▶ _GOAL OF THE EXERCISE_: After reading the lines below, count those that contain "kind" and give the count alone.

※ ※ ※

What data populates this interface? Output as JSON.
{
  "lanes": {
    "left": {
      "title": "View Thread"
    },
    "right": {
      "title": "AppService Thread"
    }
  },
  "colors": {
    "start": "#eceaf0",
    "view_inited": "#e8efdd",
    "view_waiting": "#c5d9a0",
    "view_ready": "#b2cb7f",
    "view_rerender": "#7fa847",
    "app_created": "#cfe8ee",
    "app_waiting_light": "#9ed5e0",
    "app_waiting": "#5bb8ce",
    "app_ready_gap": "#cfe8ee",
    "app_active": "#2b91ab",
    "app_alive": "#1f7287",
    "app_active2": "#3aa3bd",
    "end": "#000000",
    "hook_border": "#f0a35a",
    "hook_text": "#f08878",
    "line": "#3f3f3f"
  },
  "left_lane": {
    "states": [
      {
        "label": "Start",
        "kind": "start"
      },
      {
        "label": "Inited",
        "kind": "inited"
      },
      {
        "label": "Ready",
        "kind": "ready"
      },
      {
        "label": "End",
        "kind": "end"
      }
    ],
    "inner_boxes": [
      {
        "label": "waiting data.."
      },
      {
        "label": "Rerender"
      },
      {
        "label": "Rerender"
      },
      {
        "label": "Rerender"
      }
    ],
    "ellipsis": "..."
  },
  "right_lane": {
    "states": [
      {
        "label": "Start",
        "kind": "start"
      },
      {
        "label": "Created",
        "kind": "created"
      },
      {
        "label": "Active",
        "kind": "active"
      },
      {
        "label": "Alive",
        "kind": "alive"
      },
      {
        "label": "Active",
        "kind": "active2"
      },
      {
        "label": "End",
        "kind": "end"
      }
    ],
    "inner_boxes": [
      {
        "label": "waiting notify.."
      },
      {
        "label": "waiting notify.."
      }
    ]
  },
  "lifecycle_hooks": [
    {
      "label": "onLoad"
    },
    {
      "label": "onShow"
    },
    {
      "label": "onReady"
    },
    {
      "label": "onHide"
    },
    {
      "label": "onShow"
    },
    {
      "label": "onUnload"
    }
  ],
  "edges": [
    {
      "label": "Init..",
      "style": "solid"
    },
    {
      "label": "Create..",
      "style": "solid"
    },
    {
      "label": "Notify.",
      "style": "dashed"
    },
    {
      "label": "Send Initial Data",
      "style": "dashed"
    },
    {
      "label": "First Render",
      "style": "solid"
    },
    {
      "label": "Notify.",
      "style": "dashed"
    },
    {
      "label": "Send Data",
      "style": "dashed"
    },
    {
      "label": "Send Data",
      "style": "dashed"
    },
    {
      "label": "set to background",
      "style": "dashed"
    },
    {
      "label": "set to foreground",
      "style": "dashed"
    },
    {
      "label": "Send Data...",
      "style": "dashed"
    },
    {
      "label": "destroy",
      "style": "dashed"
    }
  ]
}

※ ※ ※

▶ _RESPONSE AREA_: 10